The next day, in Athens, his funeral became a massive demonstration. More than 500,000 people rallied to protest against the right-wing government and the Royal Court, seen by many to support the activities of the right-wing extremists.
The assassination of Lambrakis initiated an enormous popular reaction, and soon after, investigator Christos Sartzetakis, district attorney Nikos Athanasopoulos and Attorney General P. Delaportas uncovered connections of the police and army to far-right extremists.
The events that followed the assassination of Lambrakis led to rapid political developments. Prime Minister Konstantinos Karamanlis resigned and left for Paris in July 1963. Soon thereafter, thousands of Greek youth founded a new political organisation called theLambrakis Democratic Youth. Mikis Theodorakis, one of Lambrakis’s friends and fellow activists, was elected its first president. [However, this brief reform period was followed by a military coup.]
The Greek military junta of 1967–74, commonly known as the Regime of the Colonels or in Greece simply The Junta, The Dictatorship and The Seven Years, was a series of right-wing military juntas that ruled Greece following the1967 Greek coup d’état led by a group of colonels on 21 April 1967.
The life and death of Grigoris Lambrakis inspired the author Vassilis Vassilikos to write the political novel “Z”. The title stands for the first letter of the Greek word “Zi” (“[He] Lives!”), a popular graffito which began to appear on the walls of the buildings of the Greek cities in the 1960s, illustrating the growing protest against the conditions that led to the assassination of Lambrakis.
An epilogue in the film provides a synopsis of the subsequent turns of events. Instead of the expected positive outcome, the prosecutor is mysteriously removed from the case, key witnesses die under suspicious circumstances, the assassins receive (relatively) short sentences, the officers receive only administrative reprimands, the Deputy’s close associates die or are deported, and the photojournalist is sent to prison for disclosing official documents—mostly the result of the dictatorship which was repressive and brutal.
The dictatorship ended on 24 July 1974 under the pressure of the Turkish invasion of Cyprus.Nemtsov assassination mirrors death of Greek reformer: “Z” (‘He is Alive’)5:56
The original Star Trek beamed subtly liberal messages to its viewers. That is one of the reasons I enjoyed it. It had a multi-ethnic crew…a sense of fairness and justice build on compassion and the common good of all.

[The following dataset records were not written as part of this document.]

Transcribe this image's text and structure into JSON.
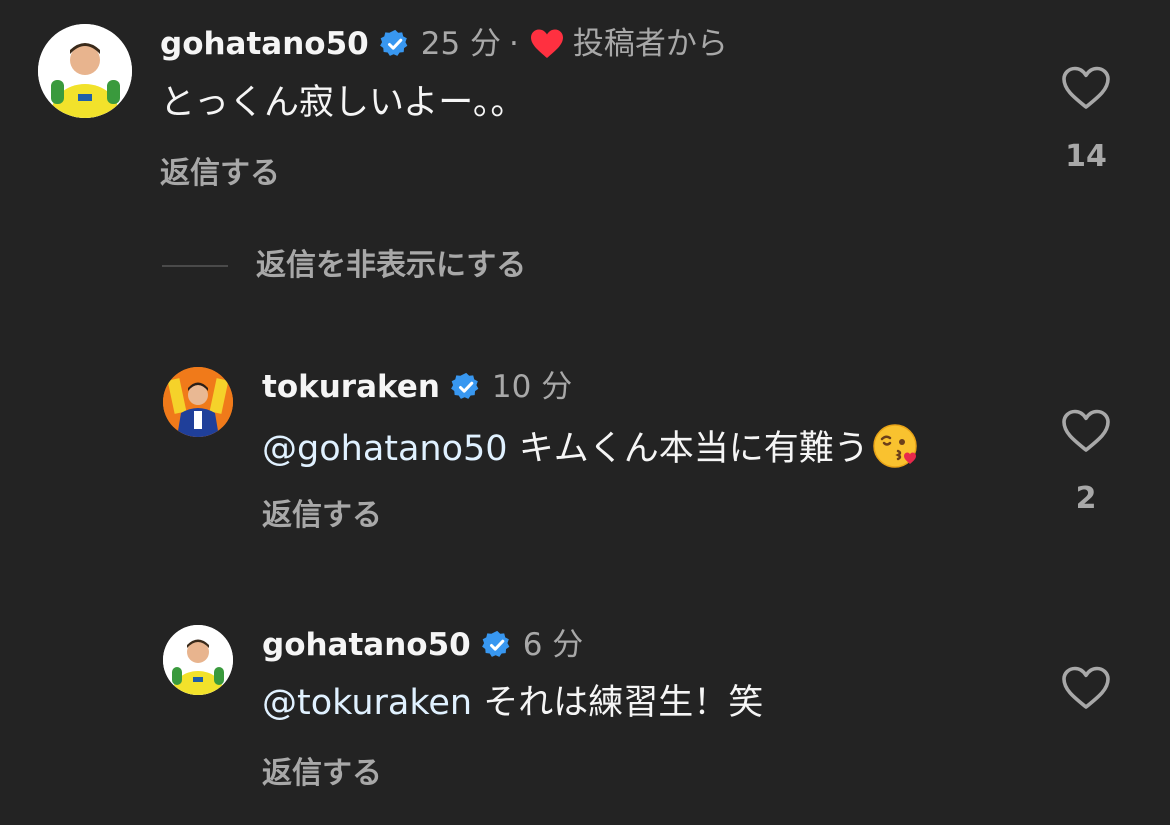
{
  "colors": {
    "background": "#232323",
    "primary_text": "#f5f5f5",
    "secondary_text": "#a8a8a8",
    "verified_blue": "#3897f0",
    "heart_red": "#ff3040",
    "mention": "#e0f1ff"
  },
  "comments": [
    {
      "username": "gohatano50",
      "verified": true,
      "time": "25 分",
      "separator": "·",
      "liked_by_author_icon": "heart-filled-icon",
      "liked_by_author_label": "投稿者から",
      "text": "とっくん寂しいよー。。",
      "reply_label": "返信する",
      "like_icon": "heart-outline-icon",
      "like_count": "14"
    },
    {
      "username": "tokuraken",
      "verified": true,
      "time": "10 分",
      "mention": "@gohatano50",
      "text": " キムくん本当に有難う",
      "emoji": "face-blowing-kiss-emoji",
      "reply_label": "返信する",
      "like_icon": "heart-outline-icon",
      "like_count": "2"
    },
    {
      "username": "gohatano50",
      "verified": true,
      "time": "6 分",
      "mention": "@tokuraken",
      "text": " それは練習生！笑",
      "reply_label": "返信する",
      "like_icon": "heart-outline-icon",
      "like_count": ""
    }
  ],
  "hide_replies_label": "返信を非表示にする"
}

The crew knew not to interfere with others but knew that sometimes the best thing to do was to disregard the Prime Directive. They knew when to put their phasers on stun and when to use photon torpedoes.
Spock knew that the universe had laws and the laws had to be true if the universe operated as it did. You could believe the Earth was 6,000 years old or that the moon was made of blue cheese…but Spock knew better. If you respected Spock, you had to know that he was not trigger-happy nor heartless. And he sort of represented the yin and yang in all of us…the logical and the emotional. It is all a matter of balance. Yes, it was political. Its creator Gene Roddenberry said as much. To me, that was what I learned from watching Star Trek when it first came out and that is one of the reasons it has endured.
The actors of Star Trek are only mortals. But the characters of Star Trek will be with us for a long time to come as examples of our best intentions…not perfect, but always trying with an open mind and, yes, an open heart, too.
Thank you, Leonard Nimoy, for embracing Spock.
This was one of my favorite Star Trek scenes